It’s funny watching old television programmes sometimes. I’ve been viewing some old X-Files episodes on my train journeys recently and, in this one episode I watched there’s this scene where a young boy is receiving signals from an alien race via the static from an old television set.
I can’t remember the last time I saw static on a television. Can you? I know for a fact that my kids have never seen any. They wouldn’t even know what it was! (And would be even more confused by the analogue tape recorder used during suspect interviews…)
Anyway – in this particular episode, the boy in question was receiving binary messages from an alien race. Lots of ones and zeros, in case you’re not conversant with binary. (There’s only 10 types of people in the world after all. Sorry – geek joke!)

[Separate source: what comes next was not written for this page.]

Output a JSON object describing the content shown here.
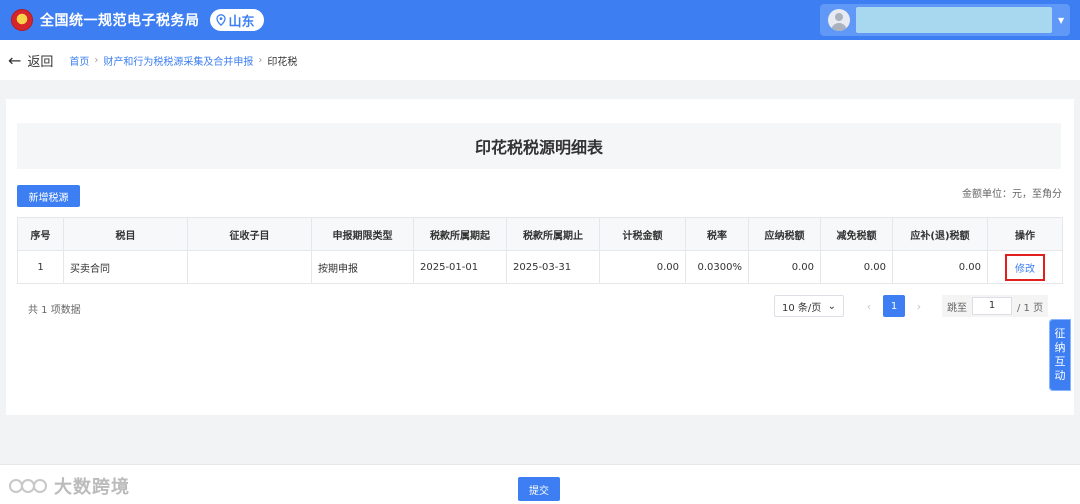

Late in the episode there’s a big reveal about how all the ones and zeros turn out to be a picture of a missing girl. It’s a good job the boy was able to receive the signal clearly, otherwise Mulder & Scully might not have known who they were looking for!
Which got me to thinking… How do you know whether you’re being signalled by your prospective customer? Do you know what signal to look for? Are you receiving it clearly?

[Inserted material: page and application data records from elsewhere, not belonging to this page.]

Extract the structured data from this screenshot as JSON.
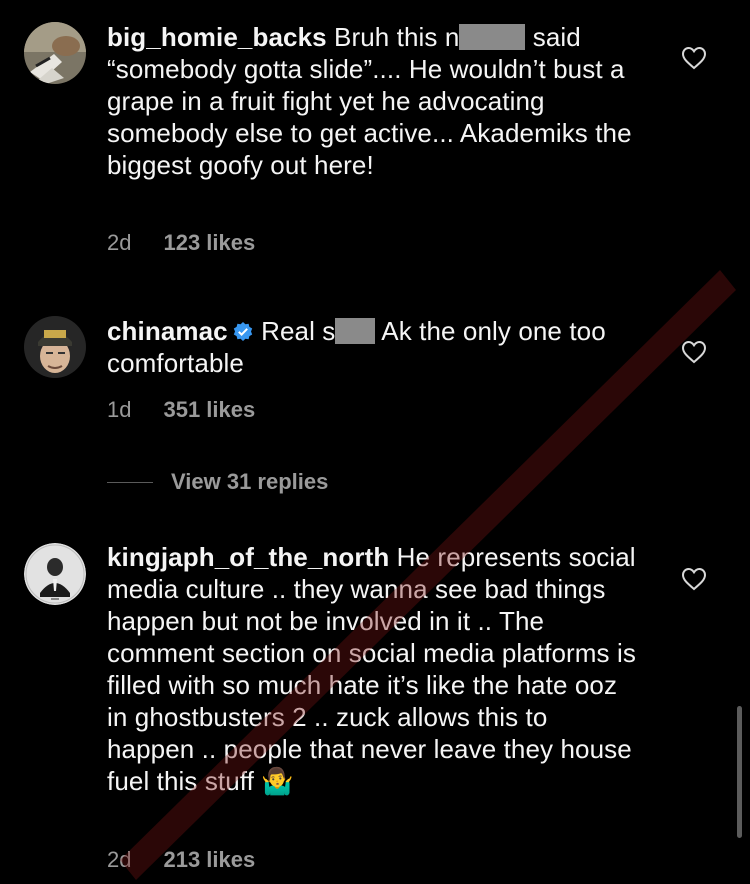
{
  "comments": [
    {
      "username": "big_homie_backs",
      "text_before_censor": "Bruh this n",
      "text_after_censor": " said",
      "text_rest": "“somebody gotta slide”.... He wouldn’t bust a grape in a fruit fight yet he advocating somebody else to get active... Akademiks the biggest goofy out here!",
      "time": "2d",
      "likes": "123 likes",
      "verified": false
    },
    {
      "username": "chinamac",
      "text_before_censor": "Real s",
      "text_after_censor": " Ak the only one",
      "text_rest": "too comfortable",
      "time": "1d",
      "likes": "351 likes",
      "verified": true,
      "view_replies": "View 31 replies"
    },
    {
      "username": "kingjaph_of_the_north",
      "text": "He represents social media culture .. they wanna see bad things happen but not be involved in it .. The comment section on social media platforms is filled with so much hate it’s like the hate ooz in ghostbusters 2 .. zuck allows this to happen .. people that never leave they house fuel this stuff",
      "emoji": "🤷‍♂️",
      "time": "2d",
      "likes": "213 likes",
      "verified": false
    }
  ],
  "icons": {
    "like": "heart-outline-icon",
    "verified": "verified-badge-icon"
  },
  "colors": {
    "background": "#000000",
    "text": "#f5f5f5",
    "meta": "#9a9a9a",
    "verified": "#3897f0",
    "censor": "#8a8a8a"
  }
}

When you’re selling your product or service online, you need to have some way of understanding what your customers are telling you. A feedback mechanism of sorts. A signal, by any other name. If you’re not tuned in to what your potential customers are telling you, you might miss an important message. It could be a critical element in solving your own [business] case.
If you’re running an online business and want to understand your customers signals, and how strong or weak they are, consider the points below:
If your customer has made a financial commitment – if they’ve prepaid or put down a deposit – that’s a strong signal of their intent to do business with you. Another strong signal could be some kind of pre-approval process that requires the customer to submit financial information or pass some kind of credit checking.
A medium strength signal could be the purchase of a minor product. An e-book or information product that is ultimately intended to steer your prospect towards a core offering. Other medium strength signals would include doing things like doing one of your training courses, attending an event or filling out a detailed survey.
If a prospect signs up for your mailing list, downloads a lead magnet, watches and likes one of your videos, comments on an update, they’re sending you a weak signal. At some point, these people may convert to customers – but you shouldn’t rely too heavily on them.
Now you know there’s a signal – in the same way as Mulder & Scully needed to interpret what all those ones and zeros actually meant – you need to figure out what your customers are saying. How much confidence should you have that you can move forwards with your offering, whatever it is, based on the signals you’ve received back from your prospects?
If you’re advertising a product and you’ve got 5x more people sending strong purchasing signals than you’re aiming for – that’s a good sign you should move forward. So if you have 100 products to sell, to be confident you’re probably going to sell them all – you should be looking for around 500 strong signals from your people.
If you’re only receiving medium signals, you need to have 10x the interest. And if you’re only receiving weak signals, you’ll need 100x interest before having any real confidence. And even then, watch out for the tunnels: it could go dark!
With any luck, the information above will help you to crack your own case and track down any of those pesky missing customers. If you do need some Mulder and Scully assistance with your online business though, don’t be afraid to drop us a line. The truth is out there!
PS – FREE blueprint to grow your business in just 90 minutes a day – RosemaryNonnyKnight.com/90min
Mastermind group & One Stop Shop for all your sales, marketing, leadership training needs – RosemaryNonnyKnight.com/DMLifetime – Only entrepreneurs & leaders allowed.- Simon